For the first time, the major part of the appeal (25%) is intended for the education of children in emergency situations. This year, UNICEF is planning to significantly increase the number of children who will be provided access to education, which are experiencing the consequences of crises – from 4.9 million at the beginning of 2015 to 8.2 million in 2016. More than half (5 million) will be Syrian children inside the country or in neighbouring countries.
“Millions of children deprived of their education,” says Afshan Khan, Director of Emergency Programmes of UNICEF. “Education is a life-saving intervention for children, giving them the opportunity to learn and play, in the midst of the appalling situation of the shots and the grenades. This year a quarter of our call intended for the education. With the training of the mind of children and young people, we are building the hope, so that they can envision a better future for themselves, their families and their communities, and to contribute to breaking the cycle of chronic crisis.”
The appeal of the UNICEF for 2016 has doubled compared with the corresponding three years ago. The two main causes, the conflicts and the extreme weather conditions, forcing an ever-growing number of children to leave their homes and expose millions more to serious food shortages, violence, disease, abuse, and endangerment of their training.
About 1 in 9 children around the world today live in conflict zones. In 2015, children living in countries and regions affected by conflict were twice as likely to die from causes that are mostly preventable, before they reach the age of five, than those in the other countries.
Climate change is a growing threat, with over half a billion children live in areas of extremely high frequency flood and nearly 160 million, live in zones of high or extremely high drought. One of the most powerful weather phenomena El-Nino ever recorded poses a further risk.
The number of people who have been forced to flee their homes continues to grow, with only Europe to receive over 1 million refugees and immigrants in 2015.
“In the last few months I have seen with my own eyes kids that have pushed beyond the limits of human suffering, in Burundi, in the northeast of Nigeria, and along the route of migrants and refugees to Europe,” says Afshan Khan. “Around the world, millions of children have been forced to flee their homes because of violence and conflict. The global refugee crisis is also a crisis for the protection of children who have taken to the streets, which are at increased risk of becoming victims of abuse, exploitation and trafficking.”
The call â€œHumanitarian Action UNICEF for Children 2016â€ aims to a total of 76 million people in 63 countries.
The biggest part of the appeal â€“ $1,16 billion â€“ is intended for the vital assistance needed for Syria and the refugee crisis in Syria, in Egypt, Iraq, Jordan, Lebanon and Turkey.

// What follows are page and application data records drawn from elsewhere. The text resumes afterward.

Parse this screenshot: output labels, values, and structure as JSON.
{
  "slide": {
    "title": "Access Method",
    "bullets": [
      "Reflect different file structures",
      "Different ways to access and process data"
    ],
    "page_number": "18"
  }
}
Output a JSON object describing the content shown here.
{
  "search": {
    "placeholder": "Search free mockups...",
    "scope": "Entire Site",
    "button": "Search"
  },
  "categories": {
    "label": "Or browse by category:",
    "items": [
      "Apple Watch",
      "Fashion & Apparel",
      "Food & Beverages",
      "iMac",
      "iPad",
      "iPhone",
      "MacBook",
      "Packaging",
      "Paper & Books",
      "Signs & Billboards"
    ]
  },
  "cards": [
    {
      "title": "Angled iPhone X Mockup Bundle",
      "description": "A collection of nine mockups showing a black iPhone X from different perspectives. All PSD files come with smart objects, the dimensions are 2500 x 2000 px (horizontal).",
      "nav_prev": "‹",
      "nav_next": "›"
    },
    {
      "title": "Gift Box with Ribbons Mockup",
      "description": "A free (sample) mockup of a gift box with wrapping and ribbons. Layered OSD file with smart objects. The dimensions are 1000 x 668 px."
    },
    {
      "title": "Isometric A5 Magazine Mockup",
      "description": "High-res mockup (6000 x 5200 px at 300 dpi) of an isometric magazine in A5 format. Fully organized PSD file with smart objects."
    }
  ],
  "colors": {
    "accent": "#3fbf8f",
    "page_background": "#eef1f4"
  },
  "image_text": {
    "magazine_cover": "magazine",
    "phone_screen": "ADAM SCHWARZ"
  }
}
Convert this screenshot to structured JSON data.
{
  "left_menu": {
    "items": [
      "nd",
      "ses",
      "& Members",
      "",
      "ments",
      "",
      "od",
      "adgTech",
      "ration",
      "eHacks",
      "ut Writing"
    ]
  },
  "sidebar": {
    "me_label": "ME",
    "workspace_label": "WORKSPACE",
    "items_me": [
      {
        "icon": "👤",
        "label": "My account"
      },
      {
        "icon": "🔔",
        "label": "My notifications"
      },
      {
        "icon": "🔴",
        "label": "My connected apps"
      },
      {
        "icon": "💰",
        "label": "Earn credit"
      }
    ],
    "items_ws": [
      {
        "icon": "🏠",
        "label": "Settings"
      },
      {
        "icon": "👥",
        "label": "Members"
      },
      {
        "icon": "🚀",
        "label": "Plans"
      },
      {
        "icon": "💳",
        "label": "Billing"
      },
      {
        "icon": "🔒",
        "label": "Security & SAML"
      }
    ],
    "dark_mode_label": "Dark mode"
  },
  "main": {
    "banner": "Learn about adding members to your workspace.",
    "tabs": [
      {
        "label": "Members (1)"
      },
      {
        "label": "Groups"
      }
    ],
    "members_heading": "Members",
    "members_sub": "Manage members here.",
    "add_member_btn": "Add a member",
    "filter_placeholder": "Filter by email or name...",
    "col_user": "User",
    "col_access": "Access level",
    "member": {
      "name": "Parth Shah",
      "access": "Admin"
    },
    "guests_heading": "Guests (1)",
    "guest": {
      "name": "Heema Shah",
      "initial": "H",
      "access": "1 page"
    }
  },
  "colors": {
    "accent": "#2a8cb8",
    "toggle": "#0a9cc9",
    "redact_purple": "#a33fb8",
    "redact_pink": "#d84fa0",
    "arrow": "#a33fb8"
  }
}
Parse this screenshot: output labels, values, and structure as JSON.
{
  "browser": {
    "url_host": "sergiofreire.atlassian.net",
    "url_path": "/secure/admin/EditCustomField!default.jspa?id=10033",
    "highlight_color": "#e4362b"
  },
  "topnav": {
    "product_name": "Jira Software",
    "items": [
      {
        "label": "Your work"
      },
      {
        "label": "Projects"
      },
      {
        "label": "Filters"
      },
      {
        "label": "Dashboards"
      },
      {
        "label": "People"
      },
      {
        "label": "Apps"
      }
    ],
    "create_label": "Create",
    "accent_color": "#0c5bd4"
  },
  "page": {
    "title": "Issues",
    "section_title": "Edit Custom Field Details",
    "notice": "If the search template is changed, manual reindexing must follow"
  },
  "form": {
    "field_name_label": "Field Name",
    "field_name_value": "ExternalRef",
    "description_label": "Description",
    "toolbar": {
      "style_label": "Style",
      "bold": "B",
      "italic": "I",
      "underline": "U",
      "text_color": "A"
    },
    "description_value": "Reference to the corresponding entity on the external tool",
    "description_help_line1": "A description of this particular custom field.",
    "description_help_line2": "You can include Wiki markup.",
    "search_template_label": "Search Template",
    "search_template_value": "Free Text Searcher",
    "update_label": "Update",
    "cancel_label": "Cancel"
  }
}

The main needs include safe water, immunizations, education and protection of children.
UNICEF is also calling for $30,8 million to meet refugee and migration crisis in Europe.
UNICEF is calling for $180 million for children in Yemen, where nearly 10 million children are in immediate need of humanitarian aid in the midst of a conflict that is about to complete a year.

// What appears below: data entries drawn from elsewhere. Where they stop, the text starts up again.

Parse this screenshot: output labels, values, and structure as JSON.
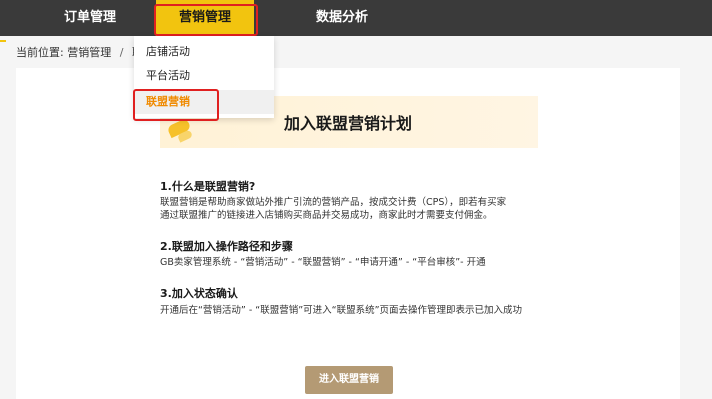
{
  "nav": {
    "orders": "订单管理",
    "marketing": "营销管理",
    "data": "数据分析"
  },
  "breadcrumb": {
    "label": "当前位置:",
    "level1": "营销管理",
    "separator": "/",
    "level2": "联盟"
  },
  "dropdown": {
    "items": [
      {
        "label": "店铺活动"
      },
      {
        "label": "平台活动"
      },
      {
        "label": "联盟营销"
      }
    ]
  },
  "banner": {
    "title": "加入联盟营销计划"
  },
  "content": {
    "s1_title": "1.什么是联盟营销?",
    "s1_line1": "联盟营销是帮助商家做站外推广引流的营销产品，按成交计费（CPS），即若有买家",
    "s1_line2": "通过联盟推广的链接进入店铺购买商品并交易成功，商家此时才需要支付佣金。",
    "s2_title": "2.联盟加入操作路径和步骤",
    "s2_line1": "GB卖家管理系统 - “营销活动” - “联盟营销” - “申请开通” - “平台审核”- 开通",
    "s3_title": "3.加入状态确认",
    "s3_line1": "开通后在“营销活动” - “联盟营销”可进入“联盟系统”页面去操作管理即表示已加入成功"
  },
  "cta": {
    "label": "进入联盟营销"
  },
  "colors": {
    "nav_bg": "#3a3a3a",
    "nav_active": "#f2c40f",
    "highlight": "#e02020",
    "active_item_text": "#f08a00",
    "button": "#b49a74"
  }
}
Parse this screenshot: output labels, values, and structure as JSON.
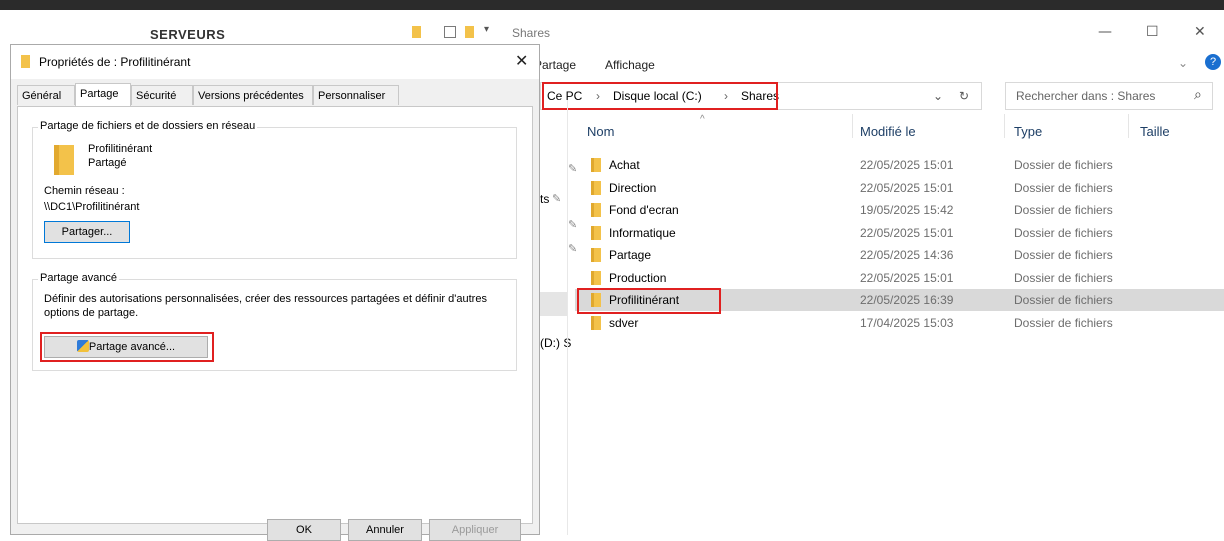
{
  "background_window": {
    "title": "SERVEURS"
  },
  "explorer": {
    "title": "Shares",
    "window_controls": {
      "minimize": "—",
      "maximize": "☐",
      "close": "✕"
    },
    "ribbon": {
      "tab_partage": "Partage",
      "tab_affichage": "Affichage"
    },
    "address": {
      "crumbs": [
        "Ce PC",
        "Disque local (C:)",
        "Shares"
      ],
      "separator": "›",
      "dropdown": "⌄",
      "refresh": "↻"
    },
    "search": {
      "placeholder": "Rechercher dans : Shares",
      "icon": "⌕"
    },
    "columns": {
      "name": "Nom",
      "modified": "Modifié le",
      "type": "Type",
      "size": "Taille"
    },
    "nav_fragments": [
      "ts",
      "(D:) S"
    ],
    "rows": [
      {
        "name": "Achat",
        "modified": "22/05/2025 15:01",
        "type": "Dossier de fichiers"
      },
      {
        "name": "Direction",
        "modified": "22/05/2025 15:01",
        "type": "Dossier de fichiers"
      },
      {
        "name": "Fond d'ecran",
        "modified": "19/05/2025 15:42",
        "type": "Dossier de fichiers"
      },
      {
        "name": "Informatique",
        "modified": "22/05/2025 15:01",
        "type": "Dossier de fichiers"
      },
      {
        "name": "Partage",
        "modified": "22/05/2025 14:36",
        "type": "Dossier de fichiers"
      },
      {
        "name": "Production",
        "modified": "22/05/2025 15:01",
        "type": "Dossier de fichiers"
      },
      {
        "name": "Profilitinérant",
        "modified": "22/05/2025 16:39",
        "type": "Dossier de fichiers",
        "selected": true
      },
      {
        "name": "sdver",
        "modified": "17/04/2025 15:03",
        "type": "Dossier de fichiers"
      }
    ]
  },
  "dialog": {
    "title": "Propriétés de : Profilitinérant",
    "close": "✕",
    "tabs": [
      "Général",
      "Partage",
      "Sécurité",
      "Versions précédentes",
      "Personnaliser"
    ],
    "active_tab": "Partage",
    "network_group": {
      "label": "Partage de fichiers et de dossiers en réseau",
      "folder_name": "Profilitinérant",
      "status": "Partagé",
      "path_label": "Chemin réseau :",
      "path_value": "\\\\DC1\\Profilitinérant",
      "share_button": "Partager..."
    },
    "advanced_group": {
      "label": "Partage avancé",
      "description_line1": "Définir des autorisations personnalisées, créer des ressources partagées et définir d'autres",
      "description_line2": "options de partage.",
      "button": "Partage avancé..."
    },
    "buttons": {
      "ok": "OK",
      "cancel": "Annuler",
      "apply": "Appliquer"
    }
  },
  "colors": {
    "highlight_red": "#e02020",
    "selection": "#d9d9d9",
    "folder": "#f3c24a"
  }
}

UNICEF appeals for $25,5 million to help in the protection of children in Burundi, one of the poorest countries in the world, and for the provision of assistance to refugees from Burundi who have fled to Rwanda and Tanzania.

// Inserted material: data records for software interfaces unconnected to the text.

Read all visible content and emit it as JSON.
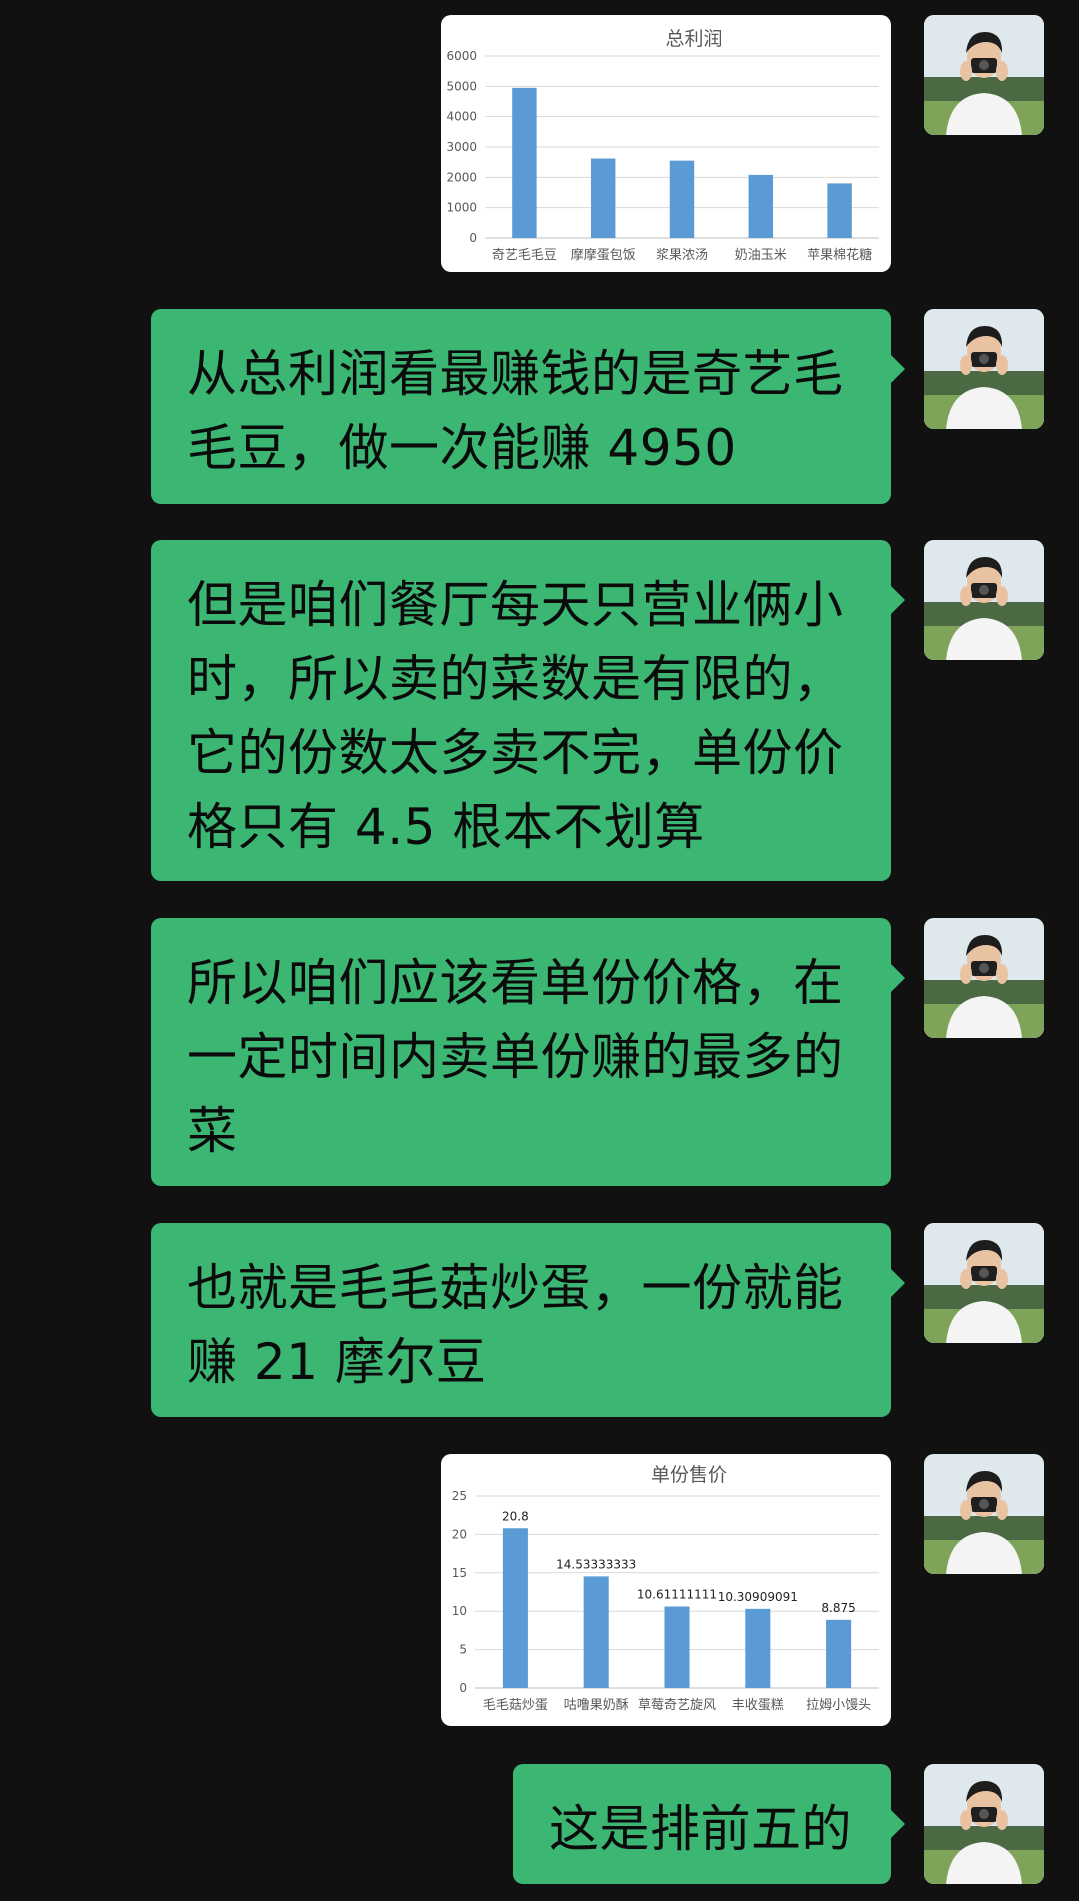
{
  "colors": {
    "background": "#111111",
    "bubble": "#3cb673",
    "bar": "#5b9bd5"
  },
  "messages": [
    {
      "type": "chart",
      "sender": "me"
    },
    {
      "type": "text",
      "sender": "me",
      "text": "从总利润看最赚钱的是奇艺毛毛豆，做一次能赚 4950"
    },
    {
      "type": "text",
      "sender": "me",
      "text": "但是咱们餐厅每天只营业俩小时，所以卖的菜数是有限的，它的份数太多卖不完，单份价格只有 4.5 根本不划算"
    },
    {
      "type": "text",
      "sender": "me",
      "text": "所以咱们应该看单份价格，在一定时间内卖单份赚的最多的菜"
    },
    {
      "type": "text",
      "sender": "me",
      "text": "也就是毛毛菇炒蛋，一份就能赚 21 摩尔豆"
    },
    {
      "type": "chart",
      "sender": "me"
    },
    {
      "type": "text",
      "sender": "me",
      "text": "这是排前五的"
    }
  ],
  "chart_data": [
    {
      "type": "bar",
      "title": "总利润",
      "categories": [
        "奇艺毛毛豆",
        "摩摩蛋包饭",
        "浆果浓汤",
        "奶油玉米",
        "苹果棉花糖"
      ],
      "values": [
        4950,
        2620,
        2550,
        2080,
        1800
      ],
      "ylim": [
        0,
        6000
      ],
      "yticks": [
        0,
        1000,
        2000,
        3000,
        4000,
        5000,
        6000
      ],
      "yticklabels": [
        "0",
        "1000",
        "2000",
        "3000",
        "4000",
        "5000",
        "6000"
      ],
      "grid": true,
      "data_labels": false
    },
    {
      "type": "bar",
      "title": "单份售价",
      "categories": [
        "毛毛菇炒蛋",
        "咕噜果奶酥",
        "草莓奇艺旋风",
        "丰收蛋糕",
        "拉姆小馒头"
      ],
      "values": [
        20.8,
        14.53333333,
        10.61111111,
        10.30909091,
        8.875
      ],
      "value_labels": [
        "20.8",
        "14.53333333",
        "10.61111111",
        "10.30909091",
        "8.875"
      ],
      "ylim": [
        0,
        25
      ],
      "yticks": [
        0,
        5,
        10,
        15,
        20,
        25
      ],
      "yticklabels": [
        "0",
        "5",
        "10",
        "15",
        "20",
        "25"
      ],
      "grid": true,
      "data_labels": true
    }
  ]
}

UNICEF is requesting $188,9 million to meet the humanitarian needs in Nigeria, Cameroon, Niger and Chad, including addressing the effects of violence in northeastern Nigeria.
The UNICEF’s appeal covers also seriously Ï…Ï€Î¿Ï‡ÏÎ·Î¼Î±Ï„Î¿Î´Î¿Ï„Î¿ÏÎ¼ÎµÎ½ÎµÏ‚ emergencies, including the protracted crisis in Afghanistan, the Democratic Republic of the Congo and Sudan, all of which were funded below 40% in 2015.
The financial resources collected by the UNICEF will be used for both immediate humanitarian response and long-term interventions on the readiness of countries in the face of future disasters.
In 2015, UNICEF has provided humanitarian assistance to millions of children, including the provision of access to safe water to 22.6 million people, the vaccination of 11.3 million children against measles, treat 2 million children for the most severe forms of malnutrition, the provision of vital psychological support to 2 million children and access to basic education for 4 million children.